To emulate sequins, Greatrix cut tiny discs out of fondant, painted them gold and applied them one by one to the cake’s first tier. She also wrapped real fabric ribbon around the base of each tier.

The Quintessential Cake
611 W. Front St., Wheaton


For a boho barn wedding

As rustic-chic barn and backyard weddings gained popularity, “naked cakes” became a must-have for couples looking for a more casual look for dessert. “Naked cake is pretty much how it sounds: It’s cake without any or without a lot of frosting on the outside,” says Michelle Adams, CEO of the Sugar Path.

A true naked cake has frosting between the layers but none on the exterior; a seminaked cake, like this one, has just a thin coating of buttercream that allows the texture and color of the cake to peek through. The choice is not only about appearance, Adams says: “Some people pick out this cake mainly because they do not like frosting.”

Adams thinks that thoughtful garnishes can make this work for any style of celebration. “You can definitely make a naked cake look very rustic for a farm wedding, or you can also make it look great in an industrial setting … or a more elegant venue, where the flowers start at the top and go all the way to the bottom,” Adams says.

The Sugar Path
315 W. State St., Geneva


For a chic, contemporary celebration

“It’s upscale and chic with a little bit of edge,” says Julie Lopez, owner and designer at Julie Michelle Cakes, of this black and gold masterpiece. “I like to create taller tiers. … I just think it’s a more modern take on a wedding cake.” The first and second tier are six inches tall, versus the traditional four inches. “It’s fun because you add more cake layers on the inside: six layers of cake and five layers of filling,” she says. “Sometimes it’s hard for the venue or catering [staff] to cut it, but they take one for the team for the price of beauty.” The top tier has four cake layers with three layers of filling. “It’s the perfect size to save for your one-year anniversary,” she says.

Jet black fondant is a head-turning alternative to traditional bridal white. “A lot of people are nervous about eating it or getting black in their mouths, but you really don’t,” Lopez says. “Oftentimes the fondant will just peel right off at the end of your slice, so you don’t even have to eat it.”
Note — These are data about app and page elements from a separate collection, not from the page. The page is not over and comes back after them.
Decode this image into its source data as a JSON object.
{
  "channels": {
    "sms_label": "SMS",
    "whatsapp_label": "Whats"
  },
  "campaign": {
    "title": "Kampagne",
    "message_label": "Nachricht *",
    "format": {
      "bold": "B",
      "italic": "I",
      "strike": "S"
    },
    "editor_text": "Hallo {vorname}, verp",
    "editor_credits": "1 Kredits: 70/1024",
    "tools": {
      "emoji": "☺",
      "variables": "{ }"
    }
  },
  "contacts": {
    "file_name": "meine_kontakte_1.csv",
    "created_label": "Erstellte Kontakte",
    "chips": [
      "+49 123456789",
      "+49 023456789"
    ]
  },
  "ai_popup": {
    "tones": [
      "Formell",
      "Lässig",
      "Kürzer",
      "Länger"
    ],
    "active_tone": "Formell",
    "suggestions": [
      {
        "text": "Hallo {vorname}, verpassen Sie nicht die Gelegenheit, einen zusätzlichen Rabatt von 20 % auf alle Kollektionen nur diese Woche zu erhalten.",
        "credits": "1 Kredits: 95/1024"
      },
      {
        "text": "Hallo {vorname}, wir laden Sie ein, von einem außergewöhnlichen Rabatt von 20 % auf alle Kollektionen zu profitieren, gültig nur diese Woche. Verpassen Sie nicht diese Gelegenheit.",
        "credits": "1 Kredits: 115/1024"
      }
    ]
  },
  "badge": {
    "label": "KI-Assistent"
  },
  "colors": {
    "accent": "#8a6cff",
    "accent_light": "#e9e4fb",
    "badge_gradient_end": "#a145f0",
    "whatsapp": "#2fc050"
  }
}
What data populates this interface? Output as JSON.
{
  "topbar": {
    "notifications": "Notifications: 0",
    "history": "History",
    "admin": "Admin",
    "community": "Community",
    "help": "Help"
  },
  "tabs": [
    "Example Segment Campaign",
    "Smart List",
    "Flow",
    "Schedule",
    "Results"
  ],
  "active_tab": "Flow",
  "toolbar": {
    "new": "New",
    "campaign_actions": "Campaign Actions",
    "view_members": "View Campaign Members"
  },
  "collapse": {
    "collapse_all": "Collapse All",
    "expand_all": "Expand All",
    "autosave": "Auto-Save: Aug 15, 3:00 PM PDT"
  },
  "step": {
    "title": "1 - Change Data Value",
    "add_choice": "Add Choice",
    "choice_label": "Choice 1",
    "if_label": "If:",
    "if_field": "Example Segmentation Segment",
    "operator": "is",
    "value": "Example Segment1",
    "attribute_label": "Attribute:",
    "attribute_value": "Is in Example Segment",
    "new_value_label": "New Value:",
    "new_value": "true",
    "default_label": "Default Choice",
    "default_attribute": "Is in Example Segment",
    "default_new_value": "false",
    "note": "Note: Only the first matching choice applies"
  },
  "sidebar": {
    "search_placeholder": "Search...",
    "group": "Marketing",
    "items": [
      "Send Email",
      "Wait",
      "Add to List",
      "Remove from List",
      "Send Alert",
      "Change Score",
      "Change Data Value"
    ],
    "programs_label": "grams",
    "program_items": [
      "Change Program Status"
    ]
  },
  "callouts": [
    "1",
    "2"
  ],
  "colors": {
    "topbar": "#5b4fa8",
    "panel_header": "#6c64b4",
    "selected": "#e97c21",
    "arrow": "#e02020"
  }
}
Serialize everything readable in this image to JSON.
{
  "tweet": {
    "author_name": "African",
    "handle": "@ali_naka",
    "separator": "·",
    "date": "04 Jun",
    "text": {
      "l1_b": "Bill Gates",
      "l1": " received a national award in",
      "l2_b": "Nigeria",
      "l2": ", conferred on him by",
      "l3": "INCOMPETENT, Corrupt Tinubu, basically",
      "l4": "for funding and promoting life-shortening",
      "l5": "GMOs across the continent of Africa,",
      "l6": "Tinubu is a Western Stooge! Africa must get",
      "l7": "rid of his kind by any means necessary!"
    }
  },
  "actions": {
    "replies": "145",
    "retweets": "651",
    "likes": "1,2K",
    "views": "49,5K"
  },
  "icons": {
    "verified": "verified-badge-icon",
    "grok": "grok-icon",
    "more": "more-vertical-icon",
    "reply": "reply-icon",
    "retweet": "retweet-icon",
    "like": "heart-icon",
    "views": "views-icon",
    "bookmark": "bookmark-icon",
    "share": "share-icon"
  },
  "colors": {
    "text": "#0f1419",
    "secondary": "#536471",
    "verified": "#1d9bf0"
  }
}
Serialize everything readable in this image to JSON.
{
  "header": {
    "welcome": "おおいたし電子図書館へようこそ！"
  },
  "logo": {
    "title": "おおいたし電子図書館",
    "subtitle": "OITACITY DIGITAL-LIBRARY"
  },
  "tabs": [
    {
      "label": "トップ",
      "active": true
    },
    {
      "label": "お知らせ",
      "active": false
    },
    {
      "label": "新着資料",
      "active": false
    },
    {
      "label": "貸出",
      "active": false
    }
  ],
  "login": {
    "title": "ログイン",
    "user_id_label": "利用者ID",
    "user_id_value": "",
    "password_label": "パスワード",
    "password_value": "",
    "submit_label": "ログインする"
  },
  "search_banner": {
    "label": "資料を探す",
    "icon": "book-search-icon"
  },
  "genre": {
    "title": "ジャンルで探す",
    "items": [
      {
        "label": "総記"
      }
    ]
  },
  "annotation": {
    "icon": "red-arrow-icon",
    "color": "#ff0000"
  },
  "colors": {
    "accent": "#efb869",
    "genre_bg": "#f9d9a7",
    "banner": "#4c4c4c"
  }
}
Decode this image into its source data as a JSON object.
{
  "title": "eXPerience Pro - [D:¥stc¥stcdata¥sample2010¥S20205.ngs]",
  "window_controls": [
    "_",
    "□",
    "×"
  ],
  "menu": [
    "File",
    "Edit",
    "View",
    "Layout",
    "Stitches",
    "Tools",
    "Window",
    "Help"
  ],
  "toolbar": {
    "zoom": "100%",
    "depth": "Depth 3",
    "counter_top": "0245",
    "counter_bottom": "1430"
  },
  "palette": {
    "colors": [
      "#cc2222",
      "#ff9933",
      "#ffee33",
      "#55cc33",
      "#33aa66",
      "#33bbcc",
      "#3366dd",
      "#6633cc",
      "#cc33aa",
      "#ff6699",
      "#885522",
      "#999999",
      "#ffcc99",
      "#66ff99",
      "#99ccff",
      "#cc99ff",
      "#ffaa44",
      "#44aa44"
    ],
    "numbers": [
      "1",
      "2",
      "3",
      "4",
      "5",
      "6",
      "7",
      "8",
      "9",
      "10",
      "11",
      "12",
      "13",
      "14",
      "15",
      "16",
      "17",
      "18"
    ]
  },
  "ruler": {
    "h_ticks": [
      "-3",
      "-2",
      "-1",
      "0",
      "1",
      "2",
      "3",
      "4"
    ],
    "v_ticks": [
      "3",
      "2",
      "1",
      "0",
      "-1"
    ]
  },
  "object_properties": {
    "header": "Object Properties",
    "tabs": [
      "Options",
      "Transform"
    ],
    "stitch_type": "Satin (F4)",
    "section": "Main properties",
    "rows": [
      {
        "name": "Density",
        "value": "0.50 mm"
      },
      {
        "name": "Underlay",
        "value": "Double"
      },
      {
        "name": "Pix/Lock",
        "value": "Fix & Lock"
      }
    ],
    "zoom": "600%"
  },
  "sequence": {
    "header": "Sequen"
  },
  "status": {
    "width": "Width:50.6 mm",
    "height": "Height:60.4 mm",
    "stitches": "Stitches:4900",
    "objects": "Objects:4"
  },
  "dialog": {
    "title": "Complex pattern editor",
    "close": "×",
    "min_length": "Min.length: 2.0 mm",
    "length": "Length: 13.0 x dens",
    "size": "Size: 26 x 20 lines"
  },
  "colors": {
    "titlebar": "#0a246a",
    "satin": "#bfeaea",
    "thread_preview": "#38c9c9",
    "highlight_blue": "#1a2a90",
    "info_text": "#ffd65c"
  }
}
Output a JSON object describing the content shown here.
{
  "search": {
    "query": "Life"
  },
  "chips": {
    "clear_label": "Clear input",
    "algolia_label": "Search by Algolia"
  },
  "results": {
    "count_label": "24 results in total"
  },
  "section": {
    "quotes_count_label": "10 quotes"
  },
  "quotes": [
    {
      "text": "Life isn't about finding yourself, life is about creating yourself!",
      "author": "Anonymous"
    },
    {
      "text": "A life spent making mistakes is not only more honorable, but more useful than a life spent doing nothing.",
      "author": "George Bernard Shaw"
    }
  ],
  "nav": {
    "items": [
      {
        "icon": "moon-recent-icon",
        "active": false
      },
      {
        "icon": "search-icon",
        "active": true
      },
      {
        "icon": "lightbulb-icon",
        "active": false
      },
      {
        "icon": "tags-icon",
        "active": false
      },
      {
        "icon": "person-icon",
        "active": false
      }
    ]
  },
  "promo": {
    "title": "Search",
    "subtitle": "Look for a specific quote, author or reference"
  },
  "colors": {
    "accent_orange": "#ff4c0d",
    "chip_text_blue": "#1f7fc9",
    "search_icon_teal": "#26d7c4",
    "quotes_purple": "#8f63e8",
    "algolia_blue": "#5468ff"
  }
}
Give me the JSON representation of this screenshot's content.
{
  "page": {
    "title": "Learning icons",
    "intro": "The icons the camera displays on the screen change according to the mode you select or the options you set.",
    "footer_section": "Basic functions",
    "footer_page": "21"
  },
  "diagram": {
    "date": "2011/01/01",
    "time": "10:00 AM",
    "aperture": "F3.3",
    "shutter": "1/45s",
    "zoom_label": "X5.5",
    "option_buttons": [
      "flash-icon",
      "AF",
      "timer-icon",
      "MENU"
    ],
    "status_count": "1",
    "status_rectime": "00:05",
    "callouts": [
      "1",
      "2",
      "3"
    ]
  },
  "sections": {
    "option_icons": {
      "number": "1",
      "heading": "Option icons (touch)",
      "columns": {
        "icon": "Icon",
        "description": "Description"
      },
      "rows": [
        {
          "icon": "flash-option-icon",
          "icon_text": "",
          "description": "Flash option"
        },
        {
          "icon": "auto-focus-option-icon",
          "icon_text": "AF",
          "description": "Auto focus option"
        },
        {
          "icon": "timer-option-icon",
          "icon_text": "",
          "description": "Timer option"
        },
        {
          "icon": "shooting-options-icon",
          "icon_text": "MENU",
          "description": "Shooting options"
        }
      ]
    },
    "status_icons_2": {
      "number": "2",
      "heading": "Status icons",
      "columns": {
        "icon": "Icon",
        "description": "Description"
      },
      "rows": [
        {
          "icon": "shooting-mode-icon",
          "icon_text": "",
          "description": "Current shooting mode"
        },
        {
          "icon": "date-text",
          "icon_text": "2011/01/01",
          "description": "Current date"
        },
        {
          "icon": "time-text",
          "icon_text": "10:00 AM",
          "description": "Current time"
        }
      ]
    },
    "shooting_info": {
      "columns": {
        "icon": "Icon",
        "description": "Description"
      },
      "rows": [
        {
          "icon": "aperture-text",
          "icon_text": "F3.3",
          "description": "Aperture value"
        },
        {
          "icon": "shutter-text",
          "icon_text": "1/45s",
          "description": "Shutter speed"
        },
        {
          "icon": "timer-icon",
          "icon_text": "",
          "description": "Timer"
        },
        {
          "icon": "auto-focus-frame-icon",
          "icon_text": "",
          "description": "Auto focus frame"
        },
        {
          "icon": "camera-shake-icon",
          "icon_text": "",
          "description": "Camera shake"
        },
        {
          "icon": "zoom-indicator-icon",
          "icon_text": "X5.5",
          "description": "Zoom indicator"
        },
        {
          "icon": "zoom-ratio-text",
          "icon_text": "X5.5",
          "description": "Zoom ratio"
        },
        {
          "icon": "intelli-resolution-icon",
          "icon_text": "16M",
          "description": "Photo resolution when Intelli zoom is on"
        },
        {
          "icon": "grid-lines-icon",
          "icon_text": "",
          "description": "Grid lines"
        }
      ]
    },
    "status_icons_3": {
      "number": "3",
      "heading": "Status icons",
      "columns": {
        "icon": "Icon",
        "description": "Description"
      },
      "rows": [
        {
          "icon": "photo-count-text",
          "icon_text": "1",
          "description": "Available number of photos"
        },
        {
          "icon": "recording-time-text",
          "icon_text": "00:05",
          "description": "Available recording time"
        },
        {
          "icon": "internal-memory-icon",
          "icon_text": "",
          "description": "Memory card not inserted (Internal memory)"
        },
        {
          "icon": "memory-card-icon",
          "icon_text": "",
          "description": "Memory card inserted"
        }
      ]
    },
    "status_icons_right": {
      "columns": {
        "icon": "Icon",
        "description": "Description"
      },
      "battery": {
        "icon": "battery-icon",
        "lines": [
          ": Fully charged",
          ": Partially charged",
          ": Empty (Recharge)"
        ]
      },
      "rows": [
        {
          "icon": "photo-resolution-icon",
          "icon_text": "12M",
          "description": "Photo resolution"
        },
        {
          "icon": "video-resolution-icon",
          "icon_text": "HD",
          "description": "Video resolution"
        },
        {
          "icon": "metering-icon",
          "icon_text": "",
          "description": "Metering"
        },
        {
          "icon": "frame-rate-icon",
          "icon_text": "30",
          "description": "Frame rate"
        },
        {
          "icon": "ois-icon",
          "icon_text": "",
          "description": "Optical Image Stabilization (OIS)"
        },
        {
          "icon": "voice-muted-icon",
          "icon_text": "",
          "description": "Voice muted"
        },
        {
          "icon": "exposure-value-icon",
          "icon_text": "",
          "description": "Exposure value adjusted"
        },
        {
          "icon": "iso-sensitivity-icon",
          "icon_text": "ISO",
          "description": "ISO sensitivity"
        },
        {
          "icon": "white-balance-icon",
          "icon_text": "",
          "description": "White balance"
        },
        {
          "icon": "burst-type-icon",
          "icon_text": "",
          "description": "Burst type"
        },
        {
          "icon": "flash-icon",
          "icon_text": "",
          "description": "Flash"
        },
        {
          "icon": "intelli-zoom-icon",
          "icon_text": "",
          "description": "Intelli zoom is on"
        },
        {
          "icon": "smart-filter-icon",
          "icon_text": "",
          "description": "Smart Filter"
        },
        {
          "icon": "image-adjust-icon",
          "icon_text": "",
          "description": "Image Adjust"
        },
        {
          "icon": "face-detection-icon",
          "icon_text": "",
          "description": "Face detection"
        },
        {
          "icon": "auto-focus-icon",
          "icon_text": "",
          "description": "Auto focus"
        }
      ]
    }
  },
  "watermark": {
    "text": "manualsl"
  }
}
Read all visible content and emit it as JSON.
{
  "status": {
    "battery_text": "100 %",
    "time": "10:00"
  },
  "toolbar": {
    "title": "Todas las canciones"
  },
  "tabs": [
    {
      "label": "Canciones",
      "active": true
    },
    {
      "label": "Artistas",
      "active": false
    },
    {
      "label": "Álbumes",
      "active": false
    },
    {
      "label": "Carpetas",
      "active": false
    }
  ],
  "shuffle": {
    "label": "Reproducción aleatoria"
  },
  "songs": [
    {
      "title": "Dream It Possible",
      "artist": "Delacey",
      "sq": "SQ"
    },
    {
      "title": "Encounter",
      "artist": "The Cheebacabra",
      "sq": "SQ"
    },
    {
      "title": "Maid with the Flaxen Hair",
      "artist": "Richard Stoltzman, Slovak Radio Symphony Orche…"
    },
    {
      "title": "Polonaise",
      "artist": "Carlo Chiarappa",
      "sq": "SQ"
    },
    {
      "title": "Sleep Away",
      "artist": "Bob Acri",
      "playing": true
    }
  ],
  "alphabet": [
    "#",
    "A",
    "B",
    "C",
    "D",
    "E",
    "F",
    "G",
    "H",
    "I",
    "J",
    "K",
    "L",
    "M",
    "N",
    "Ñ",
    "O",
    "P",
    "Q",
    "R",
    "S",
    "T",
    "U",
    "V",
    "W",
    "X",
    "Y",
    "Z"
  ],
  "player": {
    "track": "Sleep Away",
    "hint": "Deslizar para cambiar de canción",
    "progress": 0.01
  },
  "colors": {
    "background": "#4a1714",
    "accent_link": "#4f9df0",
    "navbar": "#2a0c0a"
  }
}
Lopez used two different metallic mediums to give the fondant its sparkle. First, she mixed gold luster dust—a decorative metallic powder—with lemon extract to make an edible paint. She applied it using a thin wire rather than a paintbrush. “I would dip it in the paint and pull it across the surface … the more wild, the better,” she says. Next, she applied edible gold foil. “It comes in three-by-three-inch squares and if you breathe, it will just blow away; it’s so beautiful and thin,” Lopez says. “I added that on and used a paintbrush to disperse it so it was more organic.”

To give the top tier some contrast, Lopez mixed a bit of white fondant into the black fondant to achieve a marbled effect. “The top little guy, there should be a little something extra to him so he doesn’t get lost,” she says.

Julie Michelle Cakes
300 W. Front St., Harvard


For a feminine fete

Candy pearls called dragées mark the corner of each diamond shape. “We use a very thin paintbrush and put a little dab of water on it and hand-attach each dragée,” Gozum says.

The bottom tier is covered with pink buttercream rosettes that are piped on by hand. “We use a one-millimeter star tip [on a pastry bag] and then we just go row by row,” she says.

“This is our most popular design,” says Alicia Gozum, owner of Cali Girl Cakes. A crown of fresh pale pink and white roses provides texture and polish. “We can also do silk flowers or we can make paste flowers,” she says.

Gozum coated the top tier in meringue buttercream before covering it with pink fondant. She then used a diamond-shaped tool to create a dimensional geometric pattern that resembles quilting. “You can’t press too hard or you’ll cut the fondant, but if you press too lightly it won’t make an impression,” she says.

Cali Girl Cakes
681 W. Boughton Rd., Bolingbrook

Photos by Adams Photography, Kristina Lorraine Photography, Stephanie Lang Photography, Roots of Life Photography and TWA Photographic Artists